Irish Christmas Songs and Carols
If you want to get into the festive spirit and celebrate Christmas the Irish way, why not learn some traditional Irish Christmas songs and carols? These beautiful melodies and lyrics will transport you to the Emerald Isle and fill your heart with joy and cheer.
One popular Irish Christmas song is “The Wexford Carol”. This heartfelt carol tells the story of the nativity and is often sung in Gaelic. With its haunting melody and powerful lyrics, “The Wexford Carol” is sure to touch your soul.
Another beloved Irish Christmas song is “In the Bleak Midwinter”. This hymn, written by Christina Rossetti and set to music by Gustav Holst, captures the quiet and introspective mood of the winter season.
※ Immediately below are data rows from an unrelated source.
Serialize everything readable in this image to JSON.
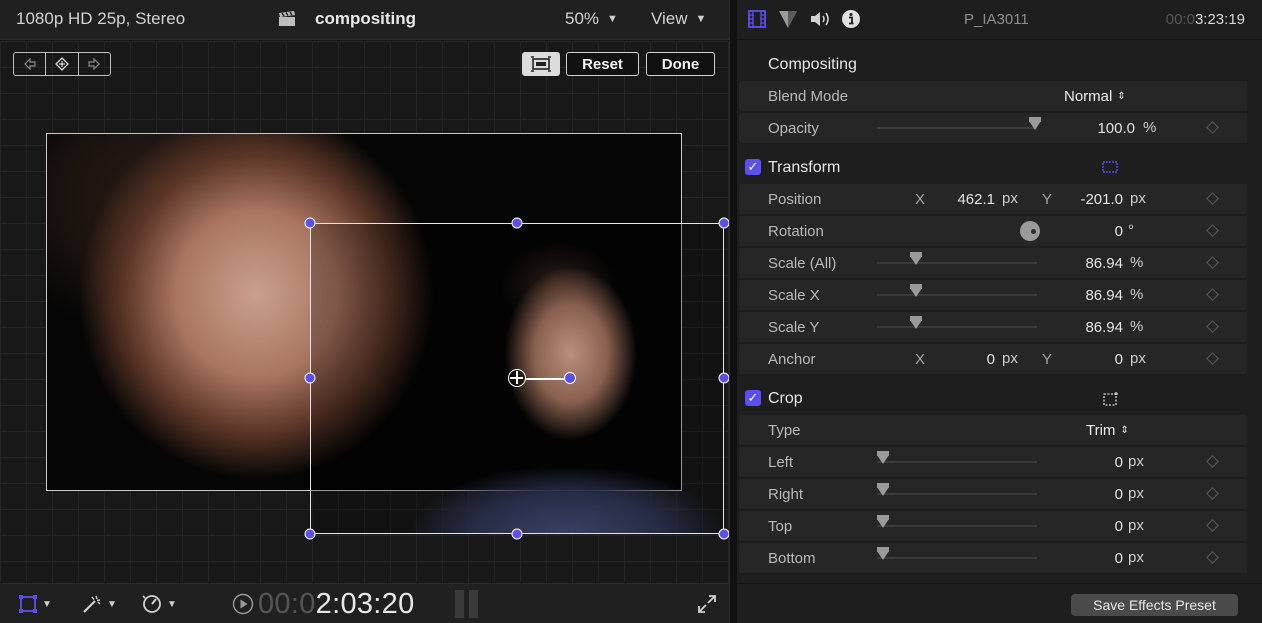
{
  "viewer": {
    "format": "1080p HD 25p, Stereo",
    "project": "compositing",
    "zoom": "50%",
    "view_menu": "View",
    "reset_label": "Reset",
    "done_label": "Done",
    "timecode_dim": "00:0",
    "timecode": "2:03:20",
    "caret": "⌄"
  },
  "inspector": {
    "clip_name": "P_IA3011",
    "duration_dim": "00:0",
    "duration": "3:23:19",
    "compositing": {
      "title": "Compositing",
      "blend_mode_label": "Blend Mode",
      "blend_mode_value": "Normal",
      "opacity_label": "Opacity",
      "opacity_value": "100.0",
      "opacity_unit": "%",
      "opacity_level": 1.0
    },
    "transform": {
      "title": "Transform",
      "position_label": "Position",
      "x_axis": "X",
      "y_axis": "Y",
      "position_x": "462.1",
      "position_y": "-201.0",
      "px": "px",
      "rotation_label": "Rotation",
      "rotation_value": "0",
      "rotation_unit": "°",
      "scale_all_label": "Scale (All)",
      "scale_all_value": "86.94",
      "scale_x_label": "Scale X",
      "scale_x_value": "86.94",
      "scale_y_label": "Scale Y",
      "scale_y_value": "86.94",
      "percent": "%",
      "anchor_label": "Anchor",
      "anchor_x": "0",
      "anchor_y": "0"
    },
    "crop": {
      "title": "Crop",
      "type_label": "Type",
      "type_value": "Trim",
      "left_label": "Left",
      "left_value": "0",
      "right_label": "Right",
      "right_value": "0",
      "top_label": "Top",
      "top_value": "0",
      "bottom_label": "Bottom",
      "bottom_value": "0",
      "px": "px"
    },
    "save_preset_label": "Save Effects Preset"
  },
  "colors": {
    "accent": "#5b4ff0",
    "background": "#1e1e1e"
  }
}
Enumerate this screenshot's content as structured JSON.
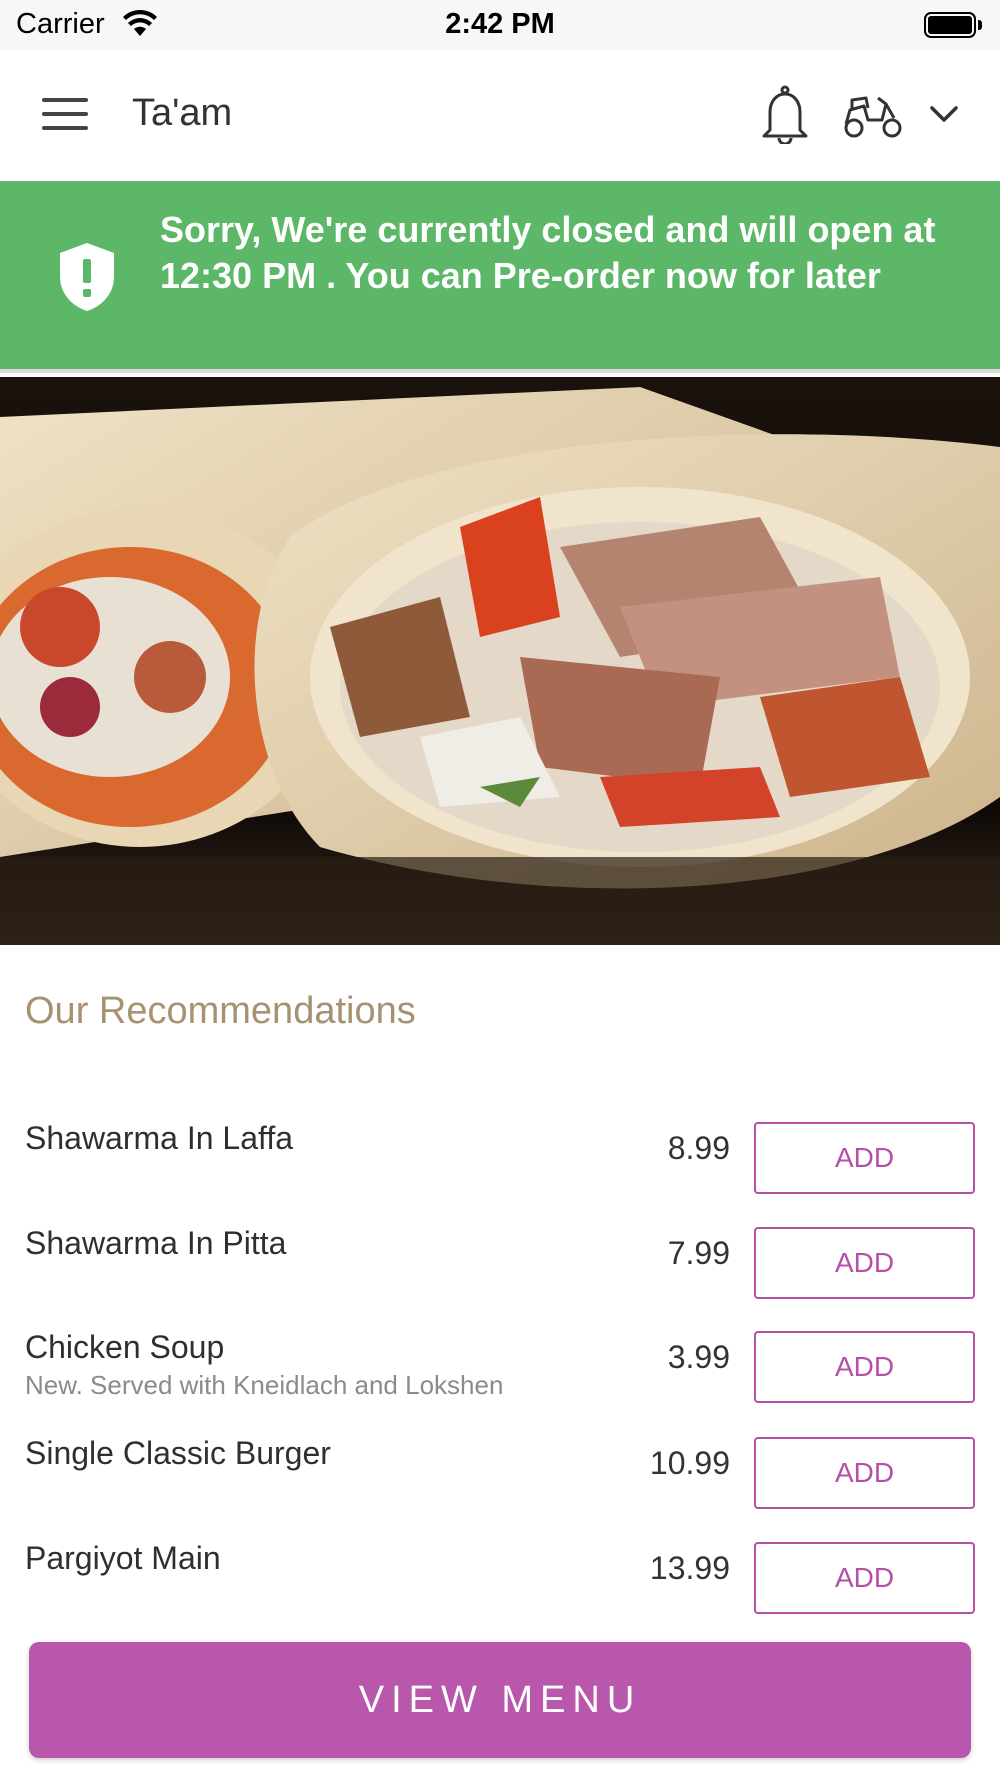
{
  "status_bar": {
    "carrier": "Carrier",
    "time": "2:42 PM"
  },
  "header": {
    "title": "Ta'am",
    "icons": [
      "menu-icon",
      "bell-icon",
      "scooter-icon",
      "chevron-down-icon"
    ]
  },
  "banner": {
    "message": "Sorry, We're currently closed and will open at 12:30 PM . You can Pre-order now for later",
    "color": "#5cb868",
    "icon": "shield-alert-icon"
  },
  "recommendations": {
    "title": "Our Recommendations",
    "items": [
      {
        "name": "Shawarma In Laffa",
        "description": "",
        "price": "8.99",
        "add_label": "ADD"
      },
      {
        "name": "Shawarma In Pitta",
        "description": "",
        "price": "7.99",
        "add_label": "ADD"
      },
      {
        "name": "Chicken Soup",
        "description": "New. Served with Kneidlach and Lokshen",
        "price": "3.99",
        "add_label": "ADD"
      },
      {
        "name": "Single Classic Burger",
        "description": "",
        "price": "10.99",
        "add_label": "ADD"
      },
      {
        "name": "Pargiyot Main",
        "description": "",
        "price": "13.99",
        "add_label": "ADD"
      }
    ]
  },
  "footer": {
    "view_menu_label": "VIEW MENU"
  },
  "colors": {
    "accent": "#b857ab",
    "section_title": "#a69170",
    "banner": "#5cb868"
  }
}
Its melancholic tone and poetic lyrics make it a perfect choice for a reflective Christmas Eve.
If you’re looking for something more upbeat, you can’t go wrong with “Christmas in Killarney”. This lively and joyful song describes the festive atmosphere in the town of Killarney during Christmastime. With its catchy tune and cheerful lyrics, “Christmas in Killarney” will have you dancing along in no time.
As you can see, Irish Christmas songs and carols offer a range of emotions and themes, from the solemnity of the nativity to the merriment of the holiday season. So why not add some Irish flair to your Christmas celebration and sing these beautiful tunes with your loved ones?
To find the lyrics and sheet music for these songs, you can do a simple internet search or check out Irish music websites. And remember, no matter which Irish Christmas song you choose to sing, it’s the spirit of love and joy that truly matters during this festive season.
FAQ about topic How to Say Merry Christmas in Irish: A Complete Guide
How do you say Merry Christmas in Irish?
In Irish, Merry Christmas is said as “Nollaig Shona Duit”.
Are there any other greetings for Christmas in Irish?
Yes, apart from “Nollaig Shona Duit”, you can also say “Nollaig Shona Daoibh”, which is the plural form of the greeting.
How do you pronounce “Nollaig Shona Duit”?
“Nollaig Shona Duit” is pronounced as “null-ig hun-ah ditch”.
Are there any other traditional phrases used during the Christmas season in Irish?
Yes, there are a few other traditional phrases used during the Christmas season in Irish. One of them is “Beannachtaí na Nollag” which means “Christmas blessings”. Another one is “Bliain nua sásta” which means “Happy New Year”.
Is Irish the only language spoken in Ireland?
No, Irish is one of the official languages of Ireland, but English is widely spoken and understood by the majority of the population.
Are there any other Irish traditions associated with Christmas?
Yes, there are several Irish traditions associated with Christmas. One of the most popular ones is the tradition of putting a lit candle in the window on Christmas Eve to symbolize a warm welcome for Mary and Joseph. Another tradition is the Wren Boys, where groups of boys dress up in costumes and go door-to-door singing and collecting money for charity.
What are some traditional Irish Christmas foods?
Some traditional Irish Christmas foods include roast turkey or goose, ham, mince pies, Christmas pudding, and whiskey trifle.